"This free-improvising trio came together in the fall of 2011, when Rempis journeyed to the West Coast to discover some things about his compatriots on the Bay Area improving scene. Trumpeter Johnston, a frequent visitor to Chicago, where the two had collaborated in several different settings in the years prior, suggested this trio lineup for a performance at Oakland’s Uptown Nightclub. Although Rempis hadn’t worked with Ochs before, the latter’s renowned experience in the all-horn lineup of ROVA made the idea especially appealing. From the first few notes, that initial meeting flowed comfortably, yet in totally unexpected ways, with all three making logical structural decisions that gave their improvisations the feel of through-composed pieces. Eager to continue developing this language that the three later came to dub “invisible architecture,” Rempis made a follow-up trip to the Bay Area in the spring of 2012 for two more concerts and a studio recording session. Spectral, the first document of their work, was the result of that visit, and shows an improvising trio playing out an audible game of chess. Not satisfied with simply existing in the moment, these three combine sensibilities to look many moves ahead, setting each other up time and again to capitalize on structural possibilities that give rare and meaningful form to an otherwise very spontaneous music."

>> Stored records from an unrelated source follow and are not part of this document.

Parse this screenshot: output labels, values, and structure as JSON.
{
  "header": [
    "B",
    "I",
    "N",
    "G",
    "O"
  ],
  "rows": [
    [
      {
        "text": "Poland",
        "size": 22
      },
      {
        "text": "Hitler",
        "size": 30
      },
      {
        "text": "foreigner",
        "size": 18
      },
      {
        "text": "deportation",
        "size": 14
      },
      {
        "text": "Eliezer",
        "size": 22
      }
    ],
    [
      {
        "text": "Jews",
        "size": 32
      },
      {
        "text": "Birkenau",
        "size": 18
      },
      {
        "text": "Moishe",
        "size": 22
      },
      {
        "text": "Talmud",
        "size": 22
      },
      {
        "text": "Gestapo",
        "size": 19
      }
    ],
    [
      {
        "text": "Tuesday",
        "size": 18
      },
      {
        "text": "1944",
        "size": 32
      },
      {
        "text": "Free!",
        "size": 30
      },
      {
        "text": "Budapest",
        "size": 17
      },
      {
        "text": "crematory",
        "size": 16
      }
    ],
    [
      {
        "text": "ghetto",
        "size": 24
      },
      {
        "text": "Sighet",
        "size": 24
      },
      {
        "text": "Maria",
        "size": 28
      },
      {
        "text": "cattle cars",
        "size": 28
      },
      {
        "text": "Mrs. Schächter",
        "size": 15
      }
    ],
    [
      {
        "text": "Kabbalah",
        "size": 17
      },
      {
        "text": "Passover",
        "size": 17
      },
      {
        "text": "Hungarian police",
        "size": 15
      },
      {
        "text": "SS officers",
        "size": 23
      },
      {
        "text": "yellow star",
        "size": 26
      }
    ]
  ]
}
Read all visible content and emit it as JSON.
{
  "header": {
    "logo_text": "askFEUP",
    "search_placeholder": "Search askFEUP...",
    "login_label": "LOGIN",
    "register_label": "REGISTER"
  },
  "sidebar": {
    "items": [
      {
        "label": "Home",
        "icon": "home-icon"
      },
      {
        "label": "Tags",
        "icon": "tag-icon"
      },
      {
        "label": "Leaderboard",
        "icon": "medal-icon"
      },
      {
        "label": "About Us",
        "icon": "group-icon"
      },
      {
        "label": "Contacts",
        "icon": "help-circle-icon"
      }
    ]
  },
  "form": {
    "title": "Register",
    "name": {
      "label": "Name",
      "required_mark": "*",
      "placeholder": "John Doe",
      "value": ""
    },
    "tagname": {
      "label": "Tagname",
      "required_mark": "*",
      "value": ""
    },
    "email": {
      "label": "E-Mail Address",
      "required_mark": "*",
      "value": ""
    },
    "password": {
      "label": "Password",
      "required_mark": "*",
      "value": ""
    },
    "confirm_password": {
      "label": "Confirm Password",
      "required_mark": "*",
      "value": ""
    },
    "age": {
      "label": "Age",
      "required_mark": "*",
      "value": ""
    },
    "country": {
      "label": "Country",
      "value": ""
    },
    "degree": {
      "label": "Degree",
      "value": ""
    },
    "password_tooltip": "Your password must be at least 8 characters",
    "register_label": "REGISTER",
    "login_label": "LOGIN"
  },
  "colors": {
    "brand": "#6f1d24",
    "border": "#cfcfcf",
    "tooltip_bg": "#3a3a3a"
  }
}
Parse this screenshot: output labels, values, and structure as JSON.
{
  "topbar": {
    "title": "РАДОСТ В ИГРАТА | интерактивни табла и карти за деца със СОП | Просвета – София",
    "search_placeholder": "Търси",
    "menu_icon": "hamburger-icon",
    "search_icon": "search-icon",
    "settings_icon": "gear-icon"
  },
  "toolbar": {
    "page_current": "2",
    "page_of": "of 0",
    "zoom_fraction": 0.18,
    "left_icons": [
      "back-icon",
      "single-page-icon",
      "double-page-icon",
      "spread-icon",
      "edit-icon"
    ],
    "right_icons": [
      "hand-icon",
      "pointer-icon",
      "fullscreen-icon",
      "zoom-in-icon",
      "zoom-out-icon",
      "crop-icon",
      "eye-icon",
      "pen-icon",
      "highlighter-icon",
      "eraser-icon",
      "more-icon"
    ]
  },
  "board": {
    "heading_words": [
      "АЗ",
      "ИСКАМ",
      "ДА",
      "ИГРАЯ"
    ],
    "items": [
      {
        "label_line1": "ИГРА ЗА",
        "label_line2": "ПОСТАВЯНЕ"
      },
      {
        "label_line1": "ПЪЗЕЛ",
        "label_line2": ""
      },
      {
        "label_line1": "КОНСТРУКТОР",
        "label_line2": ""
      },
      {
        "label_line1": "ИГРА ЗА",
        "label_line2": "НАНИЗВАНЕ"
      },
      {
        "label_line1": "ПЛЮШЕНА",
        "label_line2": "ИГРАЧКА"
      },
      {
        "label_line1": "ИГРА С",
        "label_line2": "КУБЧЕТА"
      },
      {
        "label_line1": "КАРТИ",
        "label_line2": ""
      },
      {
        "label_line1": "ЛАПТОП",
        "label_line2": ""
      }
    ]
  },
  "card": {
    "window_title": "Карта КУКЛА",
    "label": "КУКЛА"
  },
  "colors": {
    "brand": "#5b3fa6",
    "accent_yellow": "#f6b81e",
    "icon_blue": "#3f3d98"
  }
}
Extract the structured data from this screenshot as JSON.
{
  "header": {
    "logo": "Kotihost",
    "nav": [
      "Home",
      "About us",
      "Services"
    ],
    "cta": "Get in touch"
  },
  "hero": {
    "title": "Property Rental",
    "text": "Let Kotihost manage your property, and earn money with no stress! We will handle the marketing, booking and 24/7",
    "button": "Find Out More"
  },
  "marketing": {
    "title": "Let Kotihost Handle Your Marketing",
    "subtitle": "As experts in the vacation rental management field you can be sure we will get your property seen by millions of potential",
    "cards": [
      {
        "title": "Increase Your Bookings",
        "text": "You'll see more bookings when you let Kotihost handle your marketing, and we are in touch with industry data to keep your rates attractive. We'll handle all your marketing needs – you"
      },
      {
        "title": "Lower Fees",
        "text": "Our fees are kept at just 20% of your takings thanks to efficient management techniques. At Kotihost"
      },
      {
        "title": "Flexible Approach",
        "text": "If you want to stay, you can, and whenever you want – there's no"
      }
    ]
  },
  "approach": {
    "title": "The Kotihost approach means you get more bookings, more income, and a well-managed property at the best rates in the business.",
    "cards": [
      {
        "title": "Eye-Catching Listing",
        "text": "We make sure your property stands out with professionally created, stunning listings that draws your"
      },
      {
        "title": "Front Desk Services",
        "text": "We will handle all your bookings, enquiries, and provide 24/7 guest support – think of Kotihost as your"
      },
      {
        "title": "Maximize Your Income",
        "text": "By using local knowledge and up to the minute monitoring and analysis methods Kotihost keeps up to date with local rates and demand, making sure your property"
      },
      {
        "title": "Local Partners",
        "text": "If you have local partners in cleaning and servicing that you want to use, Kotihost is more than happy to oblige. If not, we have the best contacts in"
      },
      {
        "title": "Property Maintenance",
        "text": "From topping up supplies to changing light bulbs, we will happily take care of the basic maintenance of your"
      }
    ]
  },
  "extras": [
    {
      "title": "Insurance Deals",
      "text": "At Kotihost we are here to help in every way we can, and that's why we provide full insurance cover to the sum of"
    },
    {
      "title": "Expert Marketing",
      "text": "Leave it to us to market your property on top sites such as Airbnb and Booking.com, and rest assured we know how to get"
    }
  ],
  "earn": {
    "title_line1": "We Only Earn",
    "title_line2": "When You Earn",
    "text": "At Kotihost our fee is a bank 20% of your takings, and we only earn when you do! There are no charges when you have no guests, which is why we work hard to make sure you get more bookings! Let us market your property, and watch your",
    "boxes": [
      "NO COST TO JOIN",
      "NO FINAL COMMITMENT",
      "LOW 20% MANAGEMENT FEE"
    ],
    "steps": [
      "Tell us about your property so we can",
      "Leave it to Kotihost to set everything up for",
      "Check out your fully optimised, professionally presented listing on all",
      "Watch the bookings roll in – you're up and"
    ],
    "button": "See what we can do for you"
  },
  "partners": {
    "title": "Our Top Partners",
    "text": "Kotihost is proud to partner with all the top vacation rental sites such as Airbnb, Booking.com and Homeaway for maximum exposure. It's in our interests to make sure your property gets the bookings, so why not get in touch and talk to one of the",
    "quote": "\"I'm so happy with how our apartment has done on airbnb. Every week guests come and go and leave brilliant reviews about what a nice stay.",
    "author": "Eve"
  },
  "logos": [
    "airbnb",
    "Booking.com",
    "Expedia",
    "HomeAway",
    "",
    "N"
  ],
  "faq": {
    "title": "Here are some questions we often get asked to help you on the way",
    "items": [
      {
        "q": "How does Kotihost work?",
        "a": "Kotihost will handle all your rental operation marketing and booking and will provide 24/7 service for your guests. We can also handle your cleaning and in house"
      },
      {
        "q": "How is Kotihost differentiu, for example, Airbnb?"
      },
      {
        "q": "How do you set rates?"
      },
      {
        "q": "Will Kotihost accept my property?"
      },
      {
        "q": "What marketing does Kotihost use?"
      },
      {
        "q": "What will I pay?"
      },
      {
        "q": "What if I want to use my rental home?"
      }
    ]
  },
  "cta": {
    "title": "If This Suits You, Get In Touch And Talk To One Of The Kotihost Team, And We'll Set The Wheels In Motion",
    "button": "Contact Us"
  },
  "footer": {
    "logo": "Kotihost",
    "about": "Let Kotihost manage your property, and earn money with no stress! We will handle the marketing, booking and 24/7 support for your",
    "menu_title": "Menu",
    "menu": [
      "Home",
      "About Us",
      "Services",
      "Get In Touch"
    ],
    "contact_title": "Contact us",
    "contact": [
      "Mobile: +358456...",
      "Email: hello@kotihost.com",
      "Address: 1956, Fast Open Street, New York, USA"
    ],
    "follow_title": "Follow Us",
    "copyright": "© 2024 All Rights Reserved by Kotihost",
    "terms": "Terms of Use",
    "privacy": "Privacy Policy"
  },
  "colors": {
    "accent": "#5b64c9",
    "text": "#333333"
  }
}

"In the summer of 2013, guitarist Joe Morris decided to thoroughly acquaint himself with the vibrant Chicago creative music scene. Although he’d worked with plenty of Chicago musicians over the years, including regular collaborations with percussionist Hamid Drake and reedist Ken Vandermark, it had been many years since Morris had spent any significant time in the city. So he undertook a series of concerts, organized by Vandermark, which placed him in a number of different contexts alongside many of his Chicago-based counterparts, including this string-heavy date at Elastic Arts. From the start, this ad-hoc quartet took advantage of an unusual instrumentation to produce some austere and starkly beautiful music. Each member contributes quickly interweaving lines that occasionally burst to the fore, but tend more often to wrap themselves into one other, hiding in plain sight amongst the unified whole. Cloaking their individual timbres into a sinewy mass, the result is a tight and fascinating exploration of contrapuntal improvisation."